▶ _Work request_: Find every line below with the word "Resolution". Then give only how many there are.

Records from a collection
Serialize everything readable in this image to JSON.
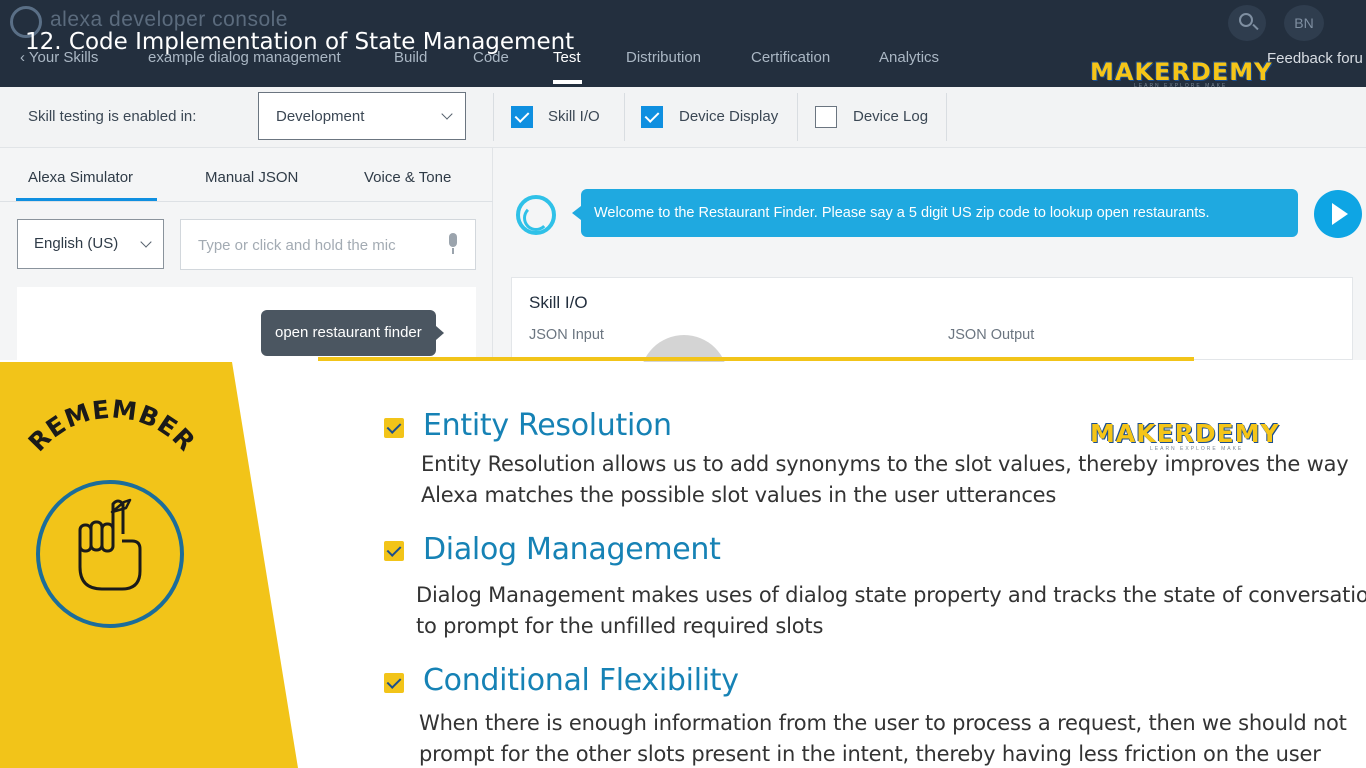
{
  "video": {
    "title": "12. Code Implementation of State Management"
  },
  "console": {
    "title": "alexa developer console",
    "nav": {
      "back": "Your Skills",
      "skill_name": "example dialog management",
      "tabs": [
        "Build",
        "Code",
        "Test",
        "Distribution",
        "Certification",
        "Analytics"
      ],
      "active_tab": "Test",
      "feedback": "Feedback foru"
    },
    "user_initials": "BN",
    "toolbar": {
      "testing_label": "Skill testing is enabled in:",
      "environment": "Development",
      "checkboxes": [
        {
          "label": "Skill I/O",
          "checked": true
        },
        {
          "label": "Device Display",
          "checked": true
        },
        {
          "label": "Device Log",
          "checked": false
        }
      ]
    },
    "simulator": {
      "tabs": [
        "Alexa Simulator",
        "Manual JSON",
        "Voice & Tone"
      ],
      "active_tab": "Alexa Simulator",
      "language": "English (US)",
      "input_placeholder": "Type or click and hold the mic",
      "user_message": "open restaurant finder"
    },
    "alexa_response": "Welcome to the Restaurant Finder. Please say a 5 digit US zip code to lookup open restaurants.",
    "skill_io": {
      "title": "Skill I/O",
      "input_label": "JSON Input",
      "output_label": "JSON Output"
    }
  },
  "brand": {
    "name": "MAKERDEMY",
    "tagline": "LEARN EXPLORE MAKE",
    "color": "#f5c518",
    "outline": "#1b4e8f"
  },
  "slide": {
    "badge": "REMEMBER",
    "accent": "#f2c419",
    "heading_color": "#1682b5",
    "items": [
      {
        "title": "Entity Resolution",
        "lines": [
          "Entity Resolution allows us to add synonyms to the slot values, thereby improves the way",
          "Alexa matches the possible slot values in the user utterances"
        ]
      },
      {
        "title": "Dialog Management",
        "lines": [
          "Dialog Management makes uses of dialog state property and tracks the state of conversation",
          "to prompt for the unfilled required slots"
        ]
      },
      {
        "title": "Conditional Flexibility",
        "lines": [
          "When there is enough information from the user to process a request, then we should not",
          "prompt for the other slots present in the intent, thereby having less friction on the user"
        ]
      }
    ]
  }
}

▶ _Solved exercise_: 2